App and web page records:
- - -
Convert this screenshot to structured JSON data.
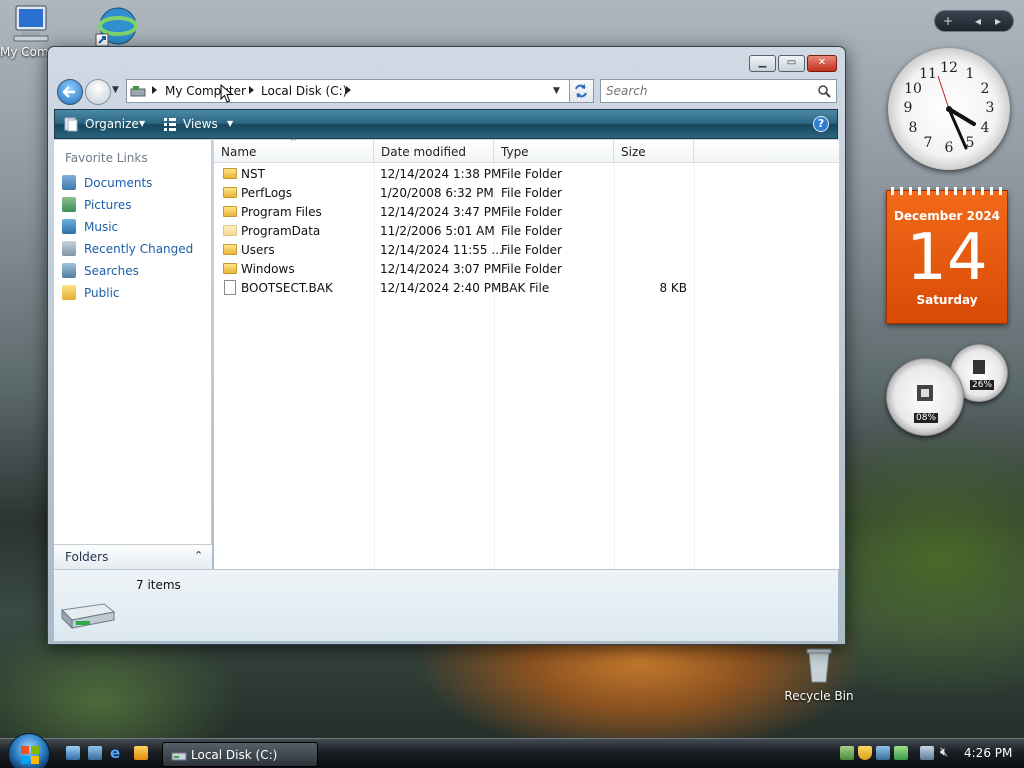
{
  "desktop": {
    "my_computer_label": "My Computer",
    "recycle_bin_label": "Recycle Bin"
  },
  "window": {
    "address": {
      "crumbs": [
        "My Computer",
        "Local Disk (C:)"
      ]
    },
    "search_placeholder": "Search",
    "toolbar": {
      "organize": "Organize",
      "views": "Views",
      "help": "?"
    },
    "sidebar": {
      "title": "Favorite Links",
      "links": [
        "Documents",
        "Pictures",
        "Music",
        "Recently Changed",
        "Searches",
        "Public"
      ],
      "folders_label": "Folders"
    },
    "columns": [
      "Name",
      "Date modified",
      "Type",
      "Size"
    ],
    "rows": [
      {
        "name": "NST",
        "date": "12/14/2024 1:38 PM",
        "type": "File Folder",
        "size": ""
      },
      {
        "name": "PerfLogs",
        "date": "1/20/2008 6:32 PM",
        "type": "File Folder",
        "size": ""
      },
      {
        "name": "Program Files",
        "date": "12/14/2024 3:47 PM",
        "type": "File Folder",
        "size": ""
      },
      {
        "name": "ProgramData",
        "date": "11/2/2006 5:01 AM",
        "type": "File Folder",
        "size": ""
      },
      {
        "name": "Users",
        "date": "12/14/2024 11:55 ...",
        "type": "File Folder",
        "size": ""
      },
      {
        "name": "Windows",
        "date": "12/14/2024 3:07 PM",
        "type": "File Folder",
        "size": ""
      },
      {
        "name": "BOOTSECT.BAK",
        "date": "12/14/2024 2:40 PM",
        "type": "BAK File",
        "size": "8 KB"
      }
    ],
    "status": "7 items"
  },
  "gadgets": {
    "calendar": {
      "month_year": "December 2024",
      "day": "14",
      "weekday": "Saturday"
    },
    "cpu_percent": "08%",
    "memory_percent": "26%",
    "clock_numbers": [
      "12",
      "1",
      "2",
      "3",
      "4",
      "5",
      "6",
      "7",
      "8",
      "9",
      "10",
      "11"
    ]
  },
  "taskbar": {
    "task_label": "Local Disk (C:)",
    "time": "4:26 PM"
  },
  "colors": {
    "link": "#1a5fa8",
    "toolbar": "#2a6480",
    "calendar": "#e85a0e"
  }
}
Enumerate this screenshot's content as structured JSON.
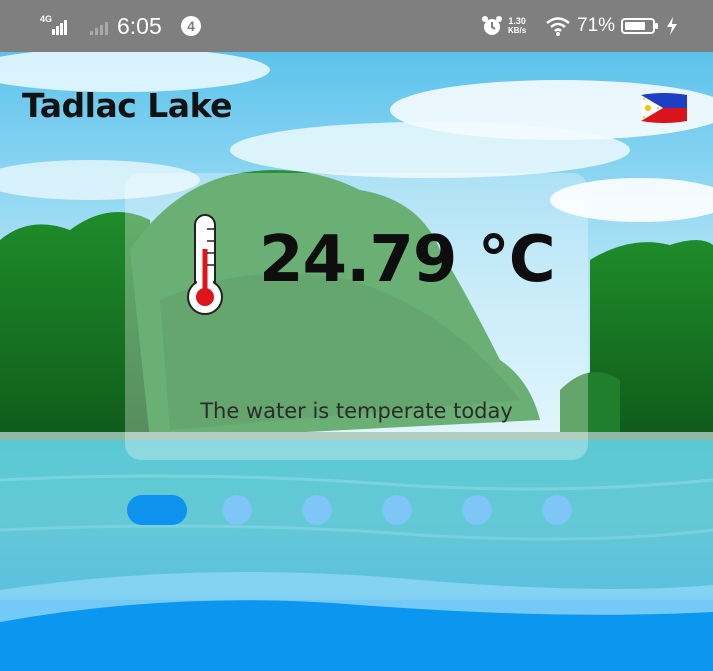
{
  "status_bar": {
    "network": "4G",
    "time": "6:05",
    "notification_count": "4",
    "speed_value": "1.30",
    "speed_unit": "KB/s",
    "battery": "71%"
  },
  "header": {
    "title": "Tadlac Lake",
    "flag_icon": "philippines-flag-icon"
  },
  "temperature_card": {
    "value": "24.79 °C",
    "message": "The water is temperate today",
    "icon": "thermometer-icon"
  },
  "pager": {
    "count": 6,
    "active_index": 0
  },
  "colors": {
    "accent": "#0d93ee",
    "dot_inactive": "#7dc6f7",
    "thermometer_red": "#e0121a"
  }
}
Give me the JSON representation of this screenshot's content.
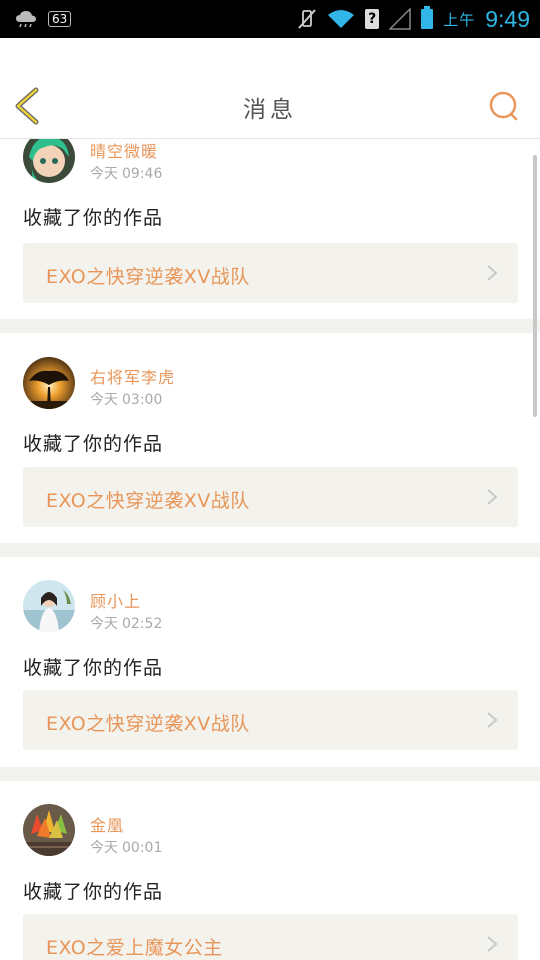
{
  "status_bar": {
    "badge": "63",
    "sim_label": "?",
    "ampm": "上午",
    "time": "9:49"
  },
  "header": {
    "title": "消息"
  },
  "colors": {
    "accent": "#e8965a",
    "time_blue": "#31b6e7",
    "back_arrow": "#f0d33a"
  },
  "messages": [
    {
      "user": "晴空微暖",
      "time_day": "今天",
      "time": "09:46",
      "action": "收藏了你的作品",
      "work": "EXO之快穿逆袭XV战队"
    },
    {
      "user": "右将军李虎",
      "time_day": "今天",
      "time": "03:00",
      "action": "收藏了你的作品",
      "work": "EXO之快穿逆袭XV战队"
    },
    {
      "user": "顾小上",
      "time_day": "今天",
      "time": "02:52",
      "action": "收藏了你的作品",
      "work": "EXO之快穿逆袭XV战队"
    },
    {
      "user": "金凰",
      "time_day": "今天",
      "time": "00:01",
      "action": "收藏了你的作品",
      "work": "EXO之爱上魔女公主"
    }
  ]
}
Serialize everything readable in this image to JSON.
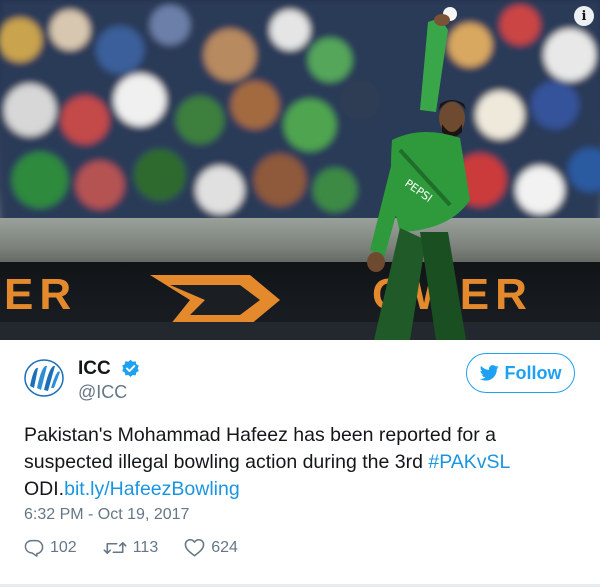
{
  "photo": {
    "board_left_text": "ER",
    "board_right_text": "OWER",
    "jersey_text": "PEPSI",
    "info_icon": "info-icon"
  },
  "tweet": {
    "author_name": "ICC",
    "author_handle": "@ICC",
    "verified_icon": "verified-badge-icon",
    "follow_label": "Follow",
    "follow_icon": "twitter-bird-icon",
    "text_plain": "Pakistan's Mohammad Hafeez has been reported for a suspected illegal bowling action during the 3rd ",
    "hashtag": "#PAKvSL",
    "text_after_hashtag": " ODI.",
    "link": "bit.ly/HafeezBowling",
    "timestamp": "6:32 PM - Oct 19, 2017",
    "reply_count": "102",
    "retweet_count": "113",
    "like_count": "624"
  },
  "colors": {
    "accent": "#1da1f2",
    "link": "#1b95e0",
    "muted": "#657786",
    "pakistan_green": "#2f9a3c"
  }
}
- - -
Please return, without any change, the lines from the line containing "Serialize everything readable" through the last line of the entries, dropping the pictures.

Reply to the exercise:
Serialize everything readable in this image to JSON.
{
  "photo": {
    "board_left_text": "ER",
    "board_right_text": "OWER",
    "jersey_text": "PEPSI",
    "info_icon": "info-icon"
  },
  "tweet": {
    "author_name": "ICC",
    "author_handle": "@ICC",
    "verified_icon": "verified-badge-icon",
    "follow_label": "Follow",
    "follow_icon": "twitter-bird-icon",
    "text_plain": "Pakistan's Mohammad Hafeez has been reported for a suspected illegal bowling action during the 3rd ",
    "hashtag": "#PAKvSL",
    "text_after_hashtag": " ODI.",
    "link": "bit.ly/HafeezBowling",
    "timestamp": "6:32 PM - Oct 19, 2017",
    "reply_count": "102",
    "retweet_count": "113",
    "like_count": "624"
  },
  "colors": {
    "accent": "#1da1f2",
    "link": "#1b95e0",
    "muted": "#657786",
    "pakistan_green": "#2f9a3c"
  }
}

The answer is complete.